• **Entries shown**
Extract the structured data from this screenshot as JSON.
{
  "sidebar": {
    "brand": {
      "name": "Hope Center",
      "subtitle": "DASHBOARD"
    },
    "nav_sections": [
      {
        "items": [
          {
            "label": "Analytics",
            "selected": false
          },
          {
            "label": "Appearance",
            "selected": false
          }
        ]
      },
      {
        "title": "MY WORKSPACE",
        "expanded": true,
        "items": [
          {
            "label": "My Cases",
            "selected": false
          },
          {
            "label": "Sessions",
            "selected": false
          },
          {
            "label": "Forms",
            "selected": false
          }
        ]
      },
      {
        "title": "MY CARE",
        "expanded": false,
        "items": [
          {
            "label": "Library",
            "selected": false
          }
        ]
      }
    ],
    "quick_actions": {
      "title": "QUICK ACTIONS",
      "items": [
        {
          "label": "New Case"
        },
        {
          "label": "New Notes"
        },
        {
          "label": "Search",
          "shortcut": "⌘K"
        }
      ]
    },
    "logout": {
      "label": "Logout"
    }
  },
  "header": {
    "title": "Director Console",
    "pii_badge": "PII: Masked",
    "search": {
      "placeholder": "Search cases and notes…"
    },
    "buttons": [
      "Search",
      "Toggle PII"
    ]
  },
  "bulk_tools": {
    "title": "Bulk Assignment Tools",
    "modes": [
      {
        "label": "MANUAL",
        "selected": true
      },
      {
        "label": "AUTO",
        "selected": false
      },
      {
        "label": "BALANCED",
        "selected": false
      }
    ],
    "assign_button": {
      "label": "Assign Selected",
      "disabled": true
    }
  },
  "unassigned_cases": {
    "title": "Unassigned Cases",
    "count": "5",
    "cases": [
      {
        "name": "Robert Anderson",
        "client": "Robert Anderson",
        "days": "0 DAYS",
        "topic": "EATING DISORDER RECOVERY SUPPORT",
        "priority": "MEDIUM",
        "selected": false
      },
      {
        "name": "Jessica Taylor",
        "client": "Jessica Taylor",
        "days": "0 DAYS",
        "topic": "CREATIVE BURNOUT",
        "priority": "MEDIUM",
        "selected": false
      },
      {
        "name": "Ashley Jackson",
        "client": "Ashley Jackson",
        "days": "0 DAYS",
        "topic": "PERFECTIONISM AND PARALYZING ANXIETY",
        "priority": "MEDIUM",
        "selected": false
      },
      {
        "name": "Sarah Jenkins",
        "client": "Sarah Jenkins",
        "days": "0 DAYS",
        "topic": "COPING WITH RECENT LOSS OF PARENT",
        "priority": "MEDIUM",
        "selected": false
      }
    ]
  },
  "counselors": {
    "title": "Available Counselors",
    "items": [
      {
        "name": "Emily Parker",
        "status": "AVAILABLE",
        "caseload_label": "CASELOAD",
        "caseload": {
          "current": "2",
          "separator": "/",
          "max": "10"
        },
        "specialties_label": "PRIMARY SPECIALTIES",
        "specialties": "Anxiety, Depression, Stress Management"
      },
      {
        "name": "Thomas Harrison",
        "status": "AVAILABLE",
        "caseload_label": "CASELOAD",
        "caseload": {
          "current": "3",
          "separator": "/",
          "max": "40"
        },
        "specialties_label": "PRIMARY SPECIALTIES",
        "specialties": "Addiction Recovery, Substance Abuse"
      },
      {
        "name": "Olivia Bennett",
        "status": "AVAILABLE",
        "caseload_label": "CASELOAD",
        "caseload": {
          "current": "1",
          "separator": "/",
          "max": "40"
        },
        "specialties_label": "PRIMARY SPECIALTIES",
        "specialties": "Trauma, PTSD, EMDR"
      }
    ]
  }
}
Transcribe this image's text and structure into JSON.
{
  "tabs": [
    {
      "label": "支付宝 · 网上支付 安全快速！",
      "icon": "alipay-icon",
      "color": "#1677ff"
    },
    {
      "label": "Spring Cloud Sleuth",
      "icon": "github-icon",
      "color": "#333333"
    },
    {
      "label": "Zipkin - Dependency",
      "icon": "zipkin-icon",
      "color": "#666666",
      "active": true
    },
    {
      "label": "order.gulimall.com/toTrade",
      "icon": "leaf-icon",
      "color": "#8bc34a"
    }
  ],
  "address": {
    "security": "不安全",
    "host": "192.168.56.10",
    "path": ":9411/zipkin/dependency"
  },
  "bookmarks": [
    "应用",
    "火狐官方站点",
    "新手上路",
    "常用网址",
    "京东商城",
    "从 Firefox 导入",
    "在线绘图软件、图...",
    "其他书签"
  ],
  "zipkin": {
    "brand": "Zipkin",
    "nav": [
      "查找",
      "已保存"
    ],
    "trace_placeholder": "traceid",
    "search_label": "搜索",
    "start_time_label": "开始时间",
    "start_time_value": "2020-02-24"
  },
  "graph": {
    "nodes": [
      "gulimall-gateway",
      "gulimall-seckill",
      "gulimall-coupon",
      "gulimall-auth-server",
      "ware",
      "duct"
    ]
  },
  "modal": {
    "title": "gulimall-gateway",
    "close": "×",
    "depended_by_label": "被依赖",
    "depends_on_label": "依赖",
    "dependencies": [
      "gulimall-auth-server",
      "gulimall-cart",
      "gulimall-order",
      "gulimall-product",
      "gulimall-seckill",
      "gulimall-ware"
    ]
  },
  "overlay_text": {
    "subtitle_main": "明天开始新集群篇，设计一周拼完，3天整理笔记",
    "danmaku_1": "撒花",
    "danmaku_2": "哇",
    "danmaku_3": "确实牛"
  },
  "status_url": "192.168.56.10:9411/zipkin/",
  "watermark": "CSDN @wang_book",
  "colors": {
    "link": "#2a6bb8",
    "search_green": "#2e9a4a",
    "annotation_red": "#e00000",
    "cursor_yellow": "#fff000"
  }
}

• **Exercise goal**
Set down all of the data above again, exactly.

• **Written solution**
Extract the structured data from this screenshot as JSON.
{
  "sidebar": {
    "brand": {
      "name": "Hope Center",
      "subtitle": "DASHBOARD"
    },
    "nav_sections": [
      {
        "items": [
          {
            "label": "Analytics",
            "selected": false
          },
          {
            "label": "Appearance",
            "selected": false
          }
        ]
      },
      {
        "title": "MY WORKSPACE",
        "expanded": true,
        "items": [
          {
            "label": "My Cases",
            "selected": false
          },
          {
            "label": "Sessions",
            "selected": false
          },
          {
            "label": "Forms",
            "selected": false
          }
        ]
      },
      {
        "title": "MY CARE",
        "expanded": false,
        "items": [
          {
            "label": "Library",
            "selected": false
          }
        ]
      }
    ],
    "quick_actions": {
      "title": "QUICK ACTIONS",
      "items": [
        {
          "label": "New Case"
        },
        {
          "label": "New Notes"
        },
        {
          "label": "Search",
          "shortcut": "⌘K"
        }
      ]
    },
    "logout": {
      "label": "Logout"
    }
  },
  "header": {
    "title": "Director Console",
    "pii_badge": "PII: Masked",
    "search": {
      "placeholder": "Search cases and notes…"
    },
    "buttons": [
      "Search",
      "Toggle PII"
    ]
  },
  "bulk_tools": {
    "title": "Bulk Assignment Tools",
    "modes": [
      {
        "label": "MANUAL",
        "selected": true
      },
      {
        "label": "AUTO",
        "selected": false
      },
      {
        "label": "BALANCED",
        "selected": false
      }
    ],
    "assign_button": {
      "label": "Assign Selected",
      "disabled": true
    }
  },
  "unassigned_cases": {
    "title": "Unassigned Cases",
    "count": "5",
    "cases": [
      {
        "name": "Robert Anderson",
        "client": "Robert Anderson",
        "days": "0 DAYS",
        "topic": "EATING DISORDER RECOVERY SUPPORT",
        "priority": "MEDIUM",
        "selected": false
      },
      {
        "name": "Jessica Taylor",
        "client": "Jessica Taylor",
        "days": "0 DAYS",
        "topic": "CREATIVE BURNOUT",
        "priority": "MEDIUM",
        "selected": false
      },
      {
        "name": "Ashley Jackson",
        "client": "Ashley Jackson",
        "days": "0 DAYS",
        "topic": "PERFECTIONISM AND PARALYZING ANXIETY",
        "priority": "MEDIUM",
        "selected": false
      },
      {
        "name": "Sarah Jenkins",
        "client": "Sarah Jenkins",
        "days": "0 DAYS",
        "topic": "COPING WITH RECENT LOSS OF PARENT",
        "priority": "MEDIUM",
        "selected": false
      }
    ]
  },
  "counselors": {
    "title": "Available Counselors",
    "items": [
      {
        "name": "Emily Parker",
        "status": "AVAILABLE",
        "caseload_label": "CASELOAD",
        "caseload": {
          "current": "2",
          "separator": "/",
          "max": "10"
        },
        "specialties_label": "PRIMARY SPECIALTIES",
        "specialties": "Anxiety, Depression, Stress Management"
      },
      {
        "name": "Thomas Harrison",
        "status": "AVAILABLE",
        "caseload_label": "CASELOAD",
        "caseload": {
          "current": "3",
          "separator": "/",
          "max": "40"
        },
        "specialties_label": "PRIMARY SPECIALTIES",
        "specialties": "Addiction Recovery, Substance Abuse"
      },
      {
        "name": "Olivia Bennett",
        "status": "AVAILABLE",
        "caseload_label": "CASELOAD",
        "caseload": {
          "current": "1",
          "separator": "/",
          "max": "40"
        },
        "specialties_label": "PRIMARY SPECIALTIES",
        "specialties": "Trauma, PTSD, EMDR"
      }
    ]
  }
}
Transcribe this image's text and structure into JSON.
{
  "tabs": [
    {
      "label": "支付宝 · 网上支付 安全快速！",
      "icon": "alipay-icon",
      "color": "#1677ff"
    },
    {
      "label": "Spring Cloud Sleuth",
      "icon": "github-icon",
      "color": "#333333"
    },
    {
      "label": "Zipkin - Dependency",
      "icon": "zipkin-icon",
      "color": "#666666",
      "active": true
    },
    {
      "label": "order.gulimall.com/toTrade",
      "icon": "leaf-icon",
      "color": "#8bc34a"
    }
  ],
  "address": {
    "security": "不安全",
    "host": "192.168.56.10",
    "path": ":9411/zipkin/dependency"
  },
  "bookmarks": [
    "应用",
    "火狐官方站点",
    "新手上路",
    "常用网址",
    "京东商城",
    "从 Firefox 导入",
    "在线绘图软件、图...",
    "其他书签"
  ],
  "zipkin": {
    "brand": "Zipkin",
    "nav": [
      "查找",
      "已保存"
    ],
    "trace_placeholder": "traceid",
    "search_label": "搜索",
    "start_time_label": "开始时间",
    "start_time_value": "2020-02-24"
  },
  "graph": {
    "nodes": [
      "gulimall-gateway",
      "gulimall-seckill",
      "gulimall-coupon",
      "gulimall-auth-server",
      "ware",
      "duct"
    ]
  },
  "modal": {
    "title": "gulimall-gateway",
    "close": "×",
    "depended_by_label": "被依赖",
    "depends_on_label": "依赖",
    "dependencies": [
      "gulimall-auth-server",
      "gulimall-cart",
      "gulimall-order",
      "gulimall-product",
      "gulimall-seckill",
      "gulimall-ware"
    ]
  },
  "overlay_text": {
    "subtitle_main": "明天开始新集群篇，设计一周拼完，3天整理笔记",
    "danmaku_1": "撒花",
    "danmaku_2": "哇",
    "danmaku_3": "确实牛"
  },
  "status_url": "192.168.56.10:9411/zipkin/",
  "watermark": "CSDN @wang_book",
  "colors": {
    "link": "#2a6bb8",
    "search_green": "#2e9a4a",
    "annotation_red": "#e00000",
    "cursor_yellow": "#fff000"
  }
}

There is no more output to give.